• [YOUR OBJECTIVE]: Every line containing the word "provider" is to be copied from the data below.

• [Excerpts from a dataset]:
================================
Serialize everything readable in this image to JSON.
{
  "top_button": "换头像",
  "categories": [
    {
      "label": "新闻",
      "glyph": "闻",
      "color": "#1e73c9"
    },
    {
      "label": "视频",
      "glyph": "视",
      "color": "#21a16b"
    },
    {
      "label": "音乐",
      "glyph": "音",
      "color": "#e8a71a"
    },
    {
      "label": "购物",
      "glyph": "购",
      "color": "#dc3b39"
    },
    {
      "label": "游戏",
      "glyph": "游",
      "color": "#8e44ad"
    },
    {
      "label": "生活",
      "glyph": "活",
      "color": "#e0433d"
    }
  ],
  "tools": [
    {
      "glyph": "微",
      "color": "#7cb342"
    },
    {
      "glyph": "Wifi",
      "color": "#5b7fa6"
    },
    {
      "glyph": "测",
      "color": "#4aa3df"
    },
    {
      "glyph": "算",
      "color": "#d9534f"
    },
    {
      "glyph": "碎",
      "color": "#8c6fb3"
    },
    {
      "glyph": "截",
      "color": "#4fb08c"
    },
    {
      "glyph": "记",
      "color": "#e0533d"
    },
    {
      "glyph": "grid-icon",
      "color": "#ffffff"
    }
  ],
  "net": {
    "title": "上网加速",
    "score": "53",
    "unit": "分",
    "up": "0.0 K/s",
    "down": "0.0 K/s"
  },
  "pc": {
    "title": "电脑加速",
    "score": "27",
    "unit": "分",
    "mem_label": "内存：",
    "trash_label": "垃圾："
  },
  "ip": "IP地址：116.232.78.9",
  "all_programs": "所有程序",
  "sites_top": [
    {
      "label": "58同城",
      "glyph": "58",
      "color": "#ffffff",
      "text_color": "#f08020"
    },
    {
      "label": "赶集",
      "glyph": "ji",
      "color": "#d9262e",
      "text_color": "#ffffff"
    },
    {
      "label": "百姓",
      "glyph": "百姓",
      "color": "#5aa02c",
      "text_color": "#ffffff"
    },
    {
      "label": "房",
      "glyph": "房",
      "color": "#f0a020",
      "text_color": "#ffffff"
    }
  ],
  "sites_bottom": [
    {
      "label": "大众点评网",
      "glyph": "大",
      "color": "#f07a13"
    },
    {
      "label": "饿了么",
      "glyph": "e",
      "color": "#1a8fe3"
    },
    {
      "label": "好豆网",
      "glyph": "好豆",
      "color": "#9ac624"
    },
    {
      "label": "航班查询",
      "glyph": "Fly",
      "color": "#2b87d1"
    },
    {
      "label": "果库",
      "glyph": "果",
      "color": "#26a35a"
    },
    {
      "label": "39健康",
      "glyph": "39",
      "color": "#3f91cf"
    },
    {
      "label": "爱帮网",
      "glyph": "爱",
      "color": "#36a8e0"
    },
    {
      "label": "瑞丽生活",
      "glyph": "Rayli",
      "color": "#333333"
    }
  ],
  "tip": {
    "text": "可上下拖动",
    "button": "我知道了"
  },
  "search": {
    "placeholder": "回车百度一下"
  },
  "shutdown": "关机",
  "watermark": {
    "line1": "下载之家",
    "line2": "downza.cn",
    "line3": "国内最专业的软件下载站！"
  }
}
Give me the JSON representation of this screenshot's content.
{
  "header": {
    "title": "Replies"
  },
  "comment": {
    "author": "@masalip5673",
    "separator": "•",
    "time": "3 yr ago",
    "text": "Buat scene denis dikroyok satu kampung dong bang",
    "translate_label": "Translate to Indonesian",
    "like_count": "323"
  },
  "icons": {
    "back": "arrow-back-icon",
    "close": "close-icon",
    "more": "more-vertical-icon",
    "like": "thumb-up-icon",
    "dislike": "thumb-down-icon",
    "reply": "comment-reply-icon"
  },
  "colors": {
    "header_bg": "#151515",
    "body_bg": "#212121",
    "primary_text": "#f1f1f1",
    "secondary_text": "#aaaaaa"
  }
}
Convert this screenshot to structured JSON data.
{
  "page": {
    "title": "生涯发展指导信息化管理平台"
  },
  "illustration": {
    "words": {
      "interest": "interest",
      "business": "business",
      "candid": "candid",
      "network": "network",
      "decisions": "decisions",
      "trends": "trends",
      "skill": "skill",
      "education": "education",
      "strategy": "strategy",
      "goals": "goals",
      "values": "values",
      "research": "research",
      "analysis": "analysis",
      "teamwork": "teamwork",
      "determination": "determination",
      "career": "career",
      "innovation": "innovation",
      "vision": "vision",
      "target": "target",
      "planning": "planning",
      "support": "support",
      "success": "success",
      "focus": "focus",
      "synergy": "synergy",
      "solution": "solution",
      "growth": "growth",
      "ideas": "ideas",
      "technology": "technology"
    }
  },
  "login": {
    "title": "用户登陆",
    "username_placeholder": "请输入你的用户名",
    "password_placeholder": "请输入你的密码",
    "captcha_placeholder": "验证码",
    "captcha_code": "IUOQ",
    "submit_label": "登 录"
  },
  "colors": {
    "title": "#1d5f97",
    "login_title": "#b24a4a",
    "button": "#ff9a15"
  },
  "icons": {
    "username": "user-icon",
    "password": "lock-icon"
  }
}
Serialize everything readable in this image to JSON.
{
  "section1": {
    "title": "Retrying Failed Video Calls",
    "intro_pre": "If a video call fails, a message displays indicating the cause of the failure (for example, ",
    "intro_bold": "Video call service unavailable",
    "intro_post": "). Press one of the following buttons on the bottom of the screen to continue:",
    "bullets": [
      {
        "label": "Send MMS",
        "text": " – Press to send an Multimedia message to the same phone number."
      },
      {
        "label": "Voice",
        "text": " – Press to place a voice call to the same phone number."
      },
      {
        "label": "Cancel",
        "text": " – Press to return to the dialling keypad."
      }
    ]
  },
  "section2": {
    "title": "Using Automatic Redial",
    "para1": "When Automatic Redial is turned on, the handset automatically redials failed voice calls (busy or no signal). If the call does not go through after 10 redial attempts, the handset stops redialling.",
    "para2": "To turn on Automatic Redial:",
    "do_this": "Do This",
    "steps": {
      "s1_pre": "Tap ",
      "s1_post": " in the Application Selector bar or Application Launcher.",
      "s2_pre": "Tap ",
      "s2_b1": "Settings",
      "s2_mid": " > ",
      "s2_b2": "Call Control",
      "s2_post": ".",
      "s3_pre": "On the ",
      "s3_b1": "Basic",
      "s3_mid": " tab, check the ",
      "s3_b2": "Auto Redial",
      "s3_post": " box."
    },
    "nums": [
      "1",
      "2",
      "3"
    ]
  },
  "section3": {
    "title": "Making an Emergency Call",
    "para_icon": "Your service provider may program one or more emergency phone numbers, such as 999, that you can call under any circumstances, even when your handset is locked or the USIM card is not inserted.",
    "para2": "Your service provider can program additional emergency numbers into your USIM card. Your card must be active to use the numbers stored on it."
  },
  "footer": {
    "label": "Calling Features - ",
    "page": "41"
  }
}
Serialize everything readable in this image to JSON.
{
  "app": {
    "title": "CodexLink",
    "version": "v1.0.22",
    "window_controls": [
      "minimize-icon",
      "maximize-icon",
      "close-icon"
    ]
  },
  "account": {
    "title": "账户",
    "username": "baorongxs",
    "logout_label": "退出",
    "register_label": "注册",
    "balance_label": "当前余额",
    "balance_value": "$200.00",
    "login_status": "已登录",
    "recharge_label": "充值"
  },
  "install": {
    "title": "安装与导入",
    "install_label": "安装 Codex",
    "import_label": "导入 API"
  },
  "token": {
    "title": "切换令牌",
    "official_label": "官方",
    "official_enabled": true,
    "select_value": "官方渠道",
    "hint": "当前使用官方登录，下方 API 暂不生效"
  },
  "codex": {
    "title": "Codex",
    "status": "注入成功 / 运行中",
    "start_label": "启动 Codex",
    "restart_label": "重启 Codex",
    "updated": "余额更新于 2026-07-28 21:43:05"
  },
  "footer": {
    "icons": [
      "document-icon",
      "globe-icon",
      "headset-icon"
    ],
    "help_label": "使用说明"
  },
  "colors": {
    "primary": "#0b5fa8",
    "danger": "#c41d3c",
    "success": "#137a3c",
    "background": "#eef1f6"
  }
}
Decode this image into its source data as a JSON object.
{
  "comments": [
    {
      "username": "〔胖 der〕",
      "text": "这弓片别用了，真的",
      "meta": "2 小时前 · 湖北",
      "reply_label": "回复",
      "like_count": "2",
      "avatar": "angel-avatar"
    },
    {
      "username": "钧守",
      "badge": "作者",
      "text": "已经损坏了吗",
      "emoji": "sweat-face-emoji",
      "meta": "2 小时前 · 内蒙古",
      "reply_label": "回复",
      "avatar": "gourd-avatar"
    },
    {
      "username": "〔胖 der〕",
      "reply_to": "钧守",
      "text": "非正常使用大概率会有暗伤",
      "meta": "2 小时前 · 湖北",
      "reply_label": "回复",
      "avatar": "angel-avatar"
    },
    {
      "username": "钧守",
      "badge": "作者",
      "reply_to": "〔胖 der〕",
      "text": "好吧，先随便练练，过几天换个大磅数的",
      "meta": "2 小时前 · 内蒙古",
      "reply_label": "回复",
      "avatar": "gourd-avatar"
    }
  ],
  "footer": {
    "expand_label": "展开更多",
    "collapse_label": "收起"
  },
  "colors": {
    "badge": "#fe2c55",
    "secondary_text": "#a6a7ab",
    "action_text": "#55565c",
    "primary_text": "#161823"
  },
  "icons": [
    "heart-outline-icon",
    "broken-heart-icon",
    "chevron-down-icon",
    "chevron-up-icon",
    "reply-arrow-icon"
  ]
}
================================
• [FINISHED TASK]:
    "para_icon": "Your service provider may program one or more emergency phone numbers, such as 999, that you can call under any circumstances, even when your handset is locked or the USIM card is not inserted.",
    "para2": "Your service provider can program additional emergency numbers into your USIM card. Your card must be active to use the numbers stored on it."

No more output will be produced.